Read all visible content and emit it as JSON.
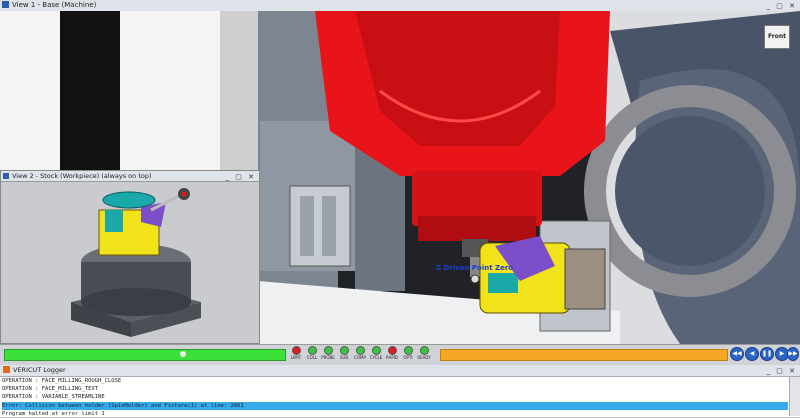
{
  "views": {
    "view1_title": "View 1 - Base (Machine)",
    "view2_title": "View 2 - Stock (Workpiece) (always on top)",
    "nav_cube_label": "Front",
    "scene_label": "Z Driven Point Zero"
  },
  "status": {
    "leds": [
      {
        "label": "LIMIT",
        "color": "#d62020"
      },
      {
        "label": "COLL",
        "color": "#3fc43f"
      },
      {
        "label": "PROBE",
        "color": "#3fc43f"
      },
      {
        "label": "SUB",
        "color": "#3fc43f"
      },
      {
        "label": "COMP",
        "color": "#3fc43f"
      },
      {
        "label": "CYCLE",
        "color": "#3fc43f"
      },
      {
        "label": "RAPID",
        "color": "#d62020"
      },
      {
        "label": "OPTI",
        "color": "#3fc43f"
      },
      {
        "label": "READY",
        "color": "#3fc43f"
      }
    ],
    "playback": [
      "◀◀",
      "◀",
      "❚❚",
      "▶",
      "▶▶"
    ],
    "green_progress": 0.64,
    "orange_progress": 1.0
  },
  "logger": {
    "title": "VERICUT Logger",
    "lines": [
      "OPERATION : FACE_MILLING_ROUGH_CLOSE",
      "OPERATION : FACE_MILLING_TEXT",
      "OPERATION : VARIABLE_STREAMLINE",
      "Error: Collision between holder (SpinHolder) and Fixture(1) at line: 2861",
      "Program halted at error limit 1"
    ],
    "selected_index": 3
  },
  "colors": {
    "spindle_red": "#e8141a",
    "stock_yellow": "#f2e21a",
    "teal": "#1aa8a8",
    "purple": "#7b4fc9",
    "green": "#3be03b",
    "orange": "#f5a623"
  }
}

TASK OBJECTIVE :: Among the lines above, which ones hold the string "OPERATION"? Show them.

TASK ANSWER ::
      "OPERATION : FACE_MILLING_ROUGH_CLOSE",
      "OPERATION : FACE_MILLING_TEXT",
      "OPERATION : VARIABLE_STREAMLINE",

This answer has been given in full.